REQUIRED WORK: Please look for the string "Supermarket" below and report every line in which it occurs.

┌────────

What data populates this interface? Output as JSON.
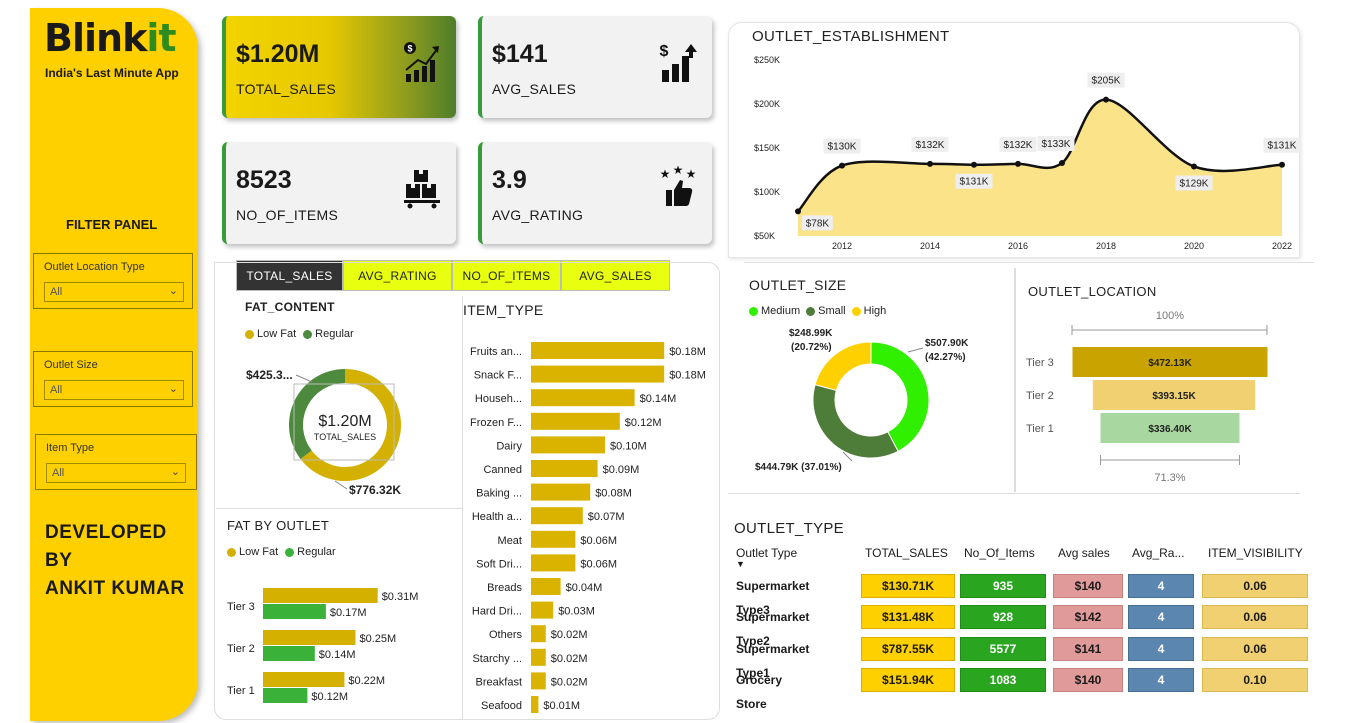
{
  "sidebar": {
    "logo_main": "Blink",
    "logo_accent": "it",
    "tagline": "India's Last Minute App",
    "filter_title": "FILTER PANEL",
    "slicers": [
      {
        "label": "Outlet Location Type",
        "value": "All"
      },
      {
        "label": "Outlet Size",
        "value": "All"
      },
      {
        "label": "Item Type",
        "value": "All"
      }
    ],
    "developer_line1": "DEVELOPED BY",
    "developer_line2": "ANKIT KUMAR"
  },
  "kpis": [
    {
      "value": "$1.20M",
      "name": "TOTAL_SALES",
      "icon": "dollar-growth-chart-icon"
    },
    {
      "value": "$141",
      "name": "AVG_SALES",
      "icon": "dollar-bar-chart-icon"
    },
    {
      "value": "8523",
      "name": "NO_OF_ITEMS",
      "icon": "boxes-cart-icon"
    },
    {
      "value": "3.9",
      "name": "AVG_RATING",
      "icon": "thumbs-up-stars-icon"
    }
  ],
  "tabs": [
    "TOTAL_SALES",
    "AVG_RATING",
    "NO_OF_ITEMS",
    "AVG_SALES"
  ],
  "colors": {
    "gold": "#d4b000",
    "green": "#4e8a3e",
    "bright_green": "#3ab23a",
    "yellow": "#ffd000",
    "lime": "#30f000"
  },
  "fat_content": {
    "title": "FAT_CONTENT",
    "legend": [
      "Low Fat",
      "Regular"
    ],
    "center_value": "$1.20M",
    "center_label": "TOTAL_SALES",
    "label_low_fat": "$776.32K",
    "label_regular": "$425.3..."
  },
  "fat_by_outlet": {
    "title": "FAT BY OUTLET",
    "legend": [
      "Low Fat",
      "Regular"
    ]
  },
  "item_type": {
    "title": "ITEM_TYPE"
  },
  "outlet_establishment": {
    "title": "OUTLET_ESTABLISHMENT"
  },
  "outlet_size": {
    "title": "OUTLET_SIZE",
    "legend": [
      "Medium",
      "Small",
      "High"
    ],
    "label_medium": "$507.90K",
    "label_medium_pct": "(42.27%)",
    "label_small": "$444.79K (37.01%)",
    "label_high": "$248.99K",
    "label_high_pct": "(20.72%)"
  },
  "outlet_location": {
    "title": "OUTLET_LOCATION",
    "top_pct": "100%",
    "bottom_pct": "71.3%"
  },
  "outlet_type": {
    "title": "OUTLET_TYPE",
    "headers": [
      "Outlet Type",
      "TOTAL_SALES",
      "No_Of_Items",
      "Avg sales",
      "Avg_Ra...",
      "ITEM_VISIBILITY"
    ],
    "rows": [
      {
        "name": "Supermarket Type3",
        "sales": "$130.71K",
        "items": "935",
        "avg": "$140",
        "rating": "4",
        "vis": "0.06"
      },
      {
        "name": "Supermarket Type2",
        "sales": "$131.48K",
        "items": "928",
        "avg": "$142",
        "rating": "4",
        "vis": "0.06"
      },
      {
        "name": "Supermarket Type1",
        "sales": "$787.55K",
        "items": "5577",
        "avg": "$141",
        "rating": "4",
        "vis": "0.06"
      },
      {
        "name": "Grocery Store",
        "sales": "$151.94K",
        "items": "1083",
        "avg": "$140",
        "rating": "4",
        "vis": "0.10"
      }
    ]
  },
  "chart_data": [
    {
      "type": "pie",
      "title": "FAT_CONTENT",
      "categories": [
        "Low Fat",
        "Regular"
      ],
      "values": [
        776.32,
        425.36
      ],
      "unit": "K"
    },
    {
      "type": "bar",
      "title": "FAT BY OUTLET",
      "orientation": "horizontal",
      "categories": [
        "Tier 3",
        "Tier 2",
        "Tier 1"
      ],
      "series": [
        {
          "name": "Low Fat",
          "values": [
            0.31,
            0.25,
            0.22
          ],
          "labels": [
            "$0.31M",
            "$0.25M",
            "$0.22M"
          ]
        },
        {
          "name": "Regular",
          "values": [
            0.17,
            0.14,
            0.12
          ],
          "labels": [
            "$0.17M",
            "$0.14M",
            "$0.12M"
          ]
        }
      ],
      "unit": "M"
    },
    {
      "type": "bar",
      "title": "ITEM_TYPE",
      "orientation": "horizontal",
      "categories": [
        "Fruits an...",
        "Snack F...",
        "Househ...",
        "Frozen F...",
        "Dairy",
        "Canned",
        "Baking ...",
        "Health a...",
        "Meat",
        "Soft Dri...",
        "Breads",
        "Hard Dri...",
        "Others",
        "Starchy ...",
        "Breakfast",
        "Seafood"
      ],
      "values": [
        0.18,
        0.18,
        0.14,
        0.12,
        0.1,
        0.09,
        0.08,
        0.07,
        0.06,
        0.06,
        0.04,
        0.03,
        0.02,
        0.02,
        0.02,
        0.01
      ],
      "labels": [
        "$0.18M",
        "$0.18M",
        "$0.14M",
        "$0.12M",
        "$0.10M",
        "$0.09M",
        "$0.08M",
        "$0.07M",
        "$0.06M",
        "$0.06M",
        "$0.04M",
        "$0.03M",
        "$0.02M",
        "$0.02M",
        "$0.02M",
        "$0.01M"
      ],
      "unit": "M"
    },
    {
      "type": "area",
      "title": "OUTLET_ESTABLISHMENT",
      "x": [
        2011,
        2012,
        2014,
        2015,
        2016,
        2017,
        2018,
        2020,
        2022
      ],
      "values": [
        78,
        130,
        132,
        131,
        132,
        133,
        205,
        129,
        131
      ],
      "labels": [
        "$78K",
        "$130K",
        "$132K",
        "$131K",
        "$132K",
        "$133K",
        "$205K",
        "$129K",
        "$131K"
      ],
      "xticks": [
        2012,
        2014,
        2016,
        2018,
        2020,
        2022
      ],
      "yticks": [
        "$50K",
        "$100K",
        "$150K",
        "$200K",
        "$250K"
      ],
      "ylim": [
        50,
        250
      ],
      "unit": "K"
    },
    {
      "type": "pie",
      "title": "OUTLET_SIZE",
      "categories": [
        "Medium",
        "Small",
        "High"
      ],
      "values": [
        507.9,
        444.79,
        248.99
      ],
      "percent": [
        42.27,
        37.01,
        20.72
      ],
      "unit": "K"
    },
    {
      "type": "bar",
      "title": "OUTLET_LOCATION",
      "subtype": "funnel",
      "categories": [
        "Tier 3",
        "Tier 2",
        "Tier 1"
      ],
      "values": [
        472.13,
        393.15,
        336.4
      ],
      "labels": [
        "$472.13K",
        "$393.15K",
        "$336.40K"
      ],
      "unit": "K"
    }
  ]
}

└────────

RESULT:
        "name": "Supermarket Type3",
        "name": "Supermarket Type2",
        "name": "Supermarket Type1",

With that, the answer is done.